Your assignment:
Nothing in the records may be altered. Repeat them in full.

====== Records provided ======

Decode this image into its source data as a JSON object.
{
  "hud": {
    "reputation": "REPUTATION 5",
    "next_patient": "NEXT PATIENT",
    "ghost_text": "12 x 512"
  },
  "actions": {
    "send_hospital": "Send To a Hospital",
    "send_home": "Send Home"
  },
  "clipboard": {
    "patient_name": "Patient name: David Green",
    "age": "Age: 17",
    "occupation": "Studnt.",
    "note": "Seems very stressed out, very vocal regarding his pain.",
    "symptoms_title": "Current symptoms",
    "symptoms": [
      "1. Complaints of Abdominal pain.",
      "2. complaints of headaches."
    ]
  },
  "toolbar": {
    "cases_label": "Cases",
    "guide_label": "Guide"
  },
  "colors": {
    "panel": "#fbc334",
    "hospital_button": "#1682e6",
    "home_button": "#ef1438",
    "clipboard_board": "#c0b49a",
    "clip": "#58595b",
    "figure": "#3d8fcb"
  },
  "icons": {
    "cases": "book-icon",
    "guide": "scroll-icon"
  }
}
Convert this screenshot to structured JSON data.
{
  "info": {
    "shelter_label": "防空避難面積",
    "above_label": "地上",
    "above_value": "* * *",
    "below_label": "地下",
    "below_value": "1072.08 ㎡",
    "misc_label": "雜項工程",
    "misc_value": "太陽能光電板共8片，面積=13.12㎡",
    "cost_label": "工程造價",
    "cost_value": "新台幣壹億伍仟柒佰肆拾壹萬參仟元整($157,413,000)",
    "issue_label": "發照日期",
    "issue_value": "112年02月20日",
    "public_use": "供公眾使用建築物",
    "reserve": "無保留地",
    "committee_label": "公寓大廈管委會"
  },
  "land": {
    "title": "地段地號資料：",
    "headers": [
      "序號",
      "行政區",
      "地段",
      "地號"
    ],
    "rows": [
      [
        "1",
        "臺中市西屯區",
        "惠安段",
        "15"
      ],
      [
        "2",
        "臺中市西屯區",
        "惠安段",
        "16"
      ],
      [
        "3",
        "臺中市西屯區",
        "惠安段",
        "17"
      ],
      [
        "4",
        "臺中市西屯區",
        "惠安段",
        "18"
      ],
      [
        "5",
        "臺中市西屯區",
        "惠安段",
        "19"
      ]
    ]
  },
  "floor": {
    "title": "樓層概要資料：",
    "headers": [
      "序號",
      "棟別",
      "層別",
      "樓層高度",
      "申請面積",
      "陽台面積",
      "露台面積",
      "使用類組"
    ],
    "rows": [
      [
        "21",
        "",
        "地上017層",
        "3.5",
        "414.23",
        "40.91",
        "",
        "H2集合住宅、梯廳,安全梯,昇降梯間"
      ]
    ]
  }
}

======

Exercise answer:
Decode this image into its source data as a JSON object.
{
  "hud": {
    "reputation": "REPUTATION 5",
    "next_patient": "NEXT PATIENT",
    "ghost_text": "12 x 512"
  },
  "actions": {
    "send_hospital": "Send To a Hospital",
    "send_home": "Send Home"
  },
  "clipboard": {
    "patient_name": "Patient name: David Green",
    "age": "Age: 17",
    "occupation": "Studnt.",
    "note": "Seems very stressed out, very vocal regarding his pain.",
    "symptoms_title": "Current symptoms",
    "symptoms": [
      "1. Complaints of Abdominal pain.",
      "2. complaints of headaches."
    ]
  },
  "toolbar": {
    "cases_label": "Cases",
    "guide_label": "Guide"
  },
  "colors": {
    "panel": "#fbc334",
    "hospital_button": "#1682e6",
    "home_button": "#ef1438",
    "clipboard_board": "#c0b49a",
    "clip": "#58595b",
    "figure": "#3d8fcb"
  },
  "icons": {
    "cases": "book-icon",
    "guide": "scroll-icon"
  }
}
Convert this screenshot to structured JSON data.
{
  "info": {
    "shelter_label": "防空避難面積",
    "above_label": "地上",
    "above_value": "* * *",
    "below_label": "地下",
    "below_value": "1072.08 ㎡",
    "misc_label": "雜項工程",
    "misc_value": "太陽能光電板共8片，面積=13.12㎡",
    "cost_label": "工程造價",
    "cost_value": "新台幣壹億伍仟柒佰肆拾壹萬參仟元整($157,413,000)",
    "issue_label": "發照日期",
    "issue_value": "112年02月20日",
    "public_use": "供公眾使用建築物",
    "reserve": "無保留地",
    "committee_label": "公寓大廈管委會"
  },
  "land": {
    "title": "地段地號資料：",
    "headers": [
      "序號",
      "行政區",
      "地段",
      "地號"
    ],
    "rows": [
      [
        "1",
        "臺中市西屯區",
        "惠安段",
        "15"
      ],
      [
        "2",
        "臺中市西屯區",
        "惠安段",
        "16"
      ],
      [
        "3",
        "臺中市西屯區",
        "惠安段",
        "17"
      ],
      [
        "4",
        "臺中市西屯區",
        "惠安段",
        "18"
      ],
      [
        "5",
        "臺中市西屯區",
        "惠安段",
        "19"
      ]
    ]
  },
  "floor": {
    "title": "樓層概要資料：",
    "headers": [
      "序號",
      "棟別",
      "層別",
      "樓層高度",
      "申請面積",
      "陽台面積",
      "露台面積",
      "使用類組"
    ],
    "rows": [
      [
        "21",
        "",
        "地上017層",
        "3.5",
        "414.23",
        "40.91",
        "",
        "H2集合住宅、梯廳,安全梯,昇降梯間"
      ]
    ]
  }
}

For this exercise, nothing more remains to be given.